Rose Tanabe, Brighton Nisei Womens Club, Ruth Suekama, recipient, Karen Tagawa, Secretary, Sam Suekama, recipient,
Bob Sakaguchi, President Mile-Hi Chapter, Mr. Shun Aoyagi, recipient, Jim Hada, Nisei Post 185, Mrs. Sadako
Tsubokawa, Japanese Association of Colorado, George Hishinuma, Simpson United Methodist Church, Sumi Takeno Mile-
Hi Chapter and Dorothry Fujino, Mistress of Ceremonies. Seated: Mrs. Kathryn Kawakami, Mr. Frank Yamaguchi,
Mr. John Matsuno, Mr. Yoshinaga 'Frank' Uyenishi, Mrs. Nao Arai, Mrs. Florence Nakata and Mr. Hideichi Yoshida.
This year's ceremonies was a hugh success with nearly 300 attending the ceremony and the buffet supper. Thanks
are due the hard-working committee and to the supporting organizations.
CONVALESING
Min Yasui is at home recovering
from surgery. He still maintains
an active interest in Dhapter acti-
vities, particularly in the 'Salute'
which was largely due to his initia-
tive.
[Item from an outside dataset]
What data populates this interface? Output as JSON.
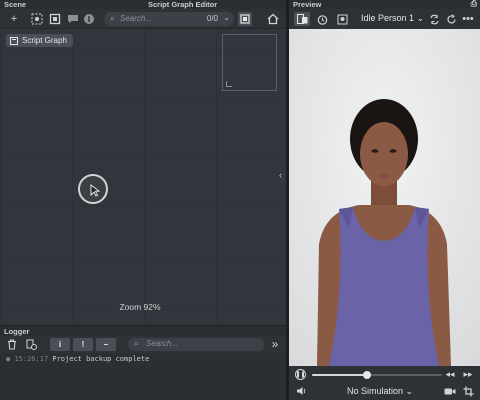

Chapter members and JACLers
throughout the country wish Min
well and speedy recovery.
EDITORIAL NOTES
Recently, I had the pleasure of participating in two
very successful Nikkei community events. The first was
the Japanese American Community Graduation Program (JACGP)
Golf Tournament. Under perfect weather conditions, over
100 golfers had a great time and the event was a big
financial success. The second successful event was the
just concluded second annual 'Kansha-no-Hi'. Again,
with nearly perfect conditions, 12 recipients and 300
guests enjoyed a dignified and moving community event
which brought together young and old, groups regardless
of affiliation, community leaders and the good people.
These events demonstrate that our community has the
talent and the energy to bring about major successful
events. I am personally aware of the hard work and dedi-
cation put in by a small core of talented people who
cared enough to try. The worrisome thing is that too
often the same people are doing the bulk of the work.
_ogic should tell us t^at this cannot continue indefi-
nately. Sooner or later, some of these individuals may move
from the area or worse yet begin questioning why they are
the only ones working. Even a casual observation will soon
reveal that our community will soon be face with very serious
problems. Consider the age of the Nisei's let alone the
Issei. Are we as a community going to be able to address
problems of health or shelter or are we going to rely solely
on the municipal support? I believe that we will haV^TE£tx
face up to these realities? Are we, as a community,, go^ng.^
*"K" *"* """" | LLjC 7i
to be up to the challenge?
Mile-Hi Chapter JACL
5946 W. Iowa PI.
lakewood, CO 80226
Mr, Minoru Yasui
1150 S. Williams St
Denver, CO 80210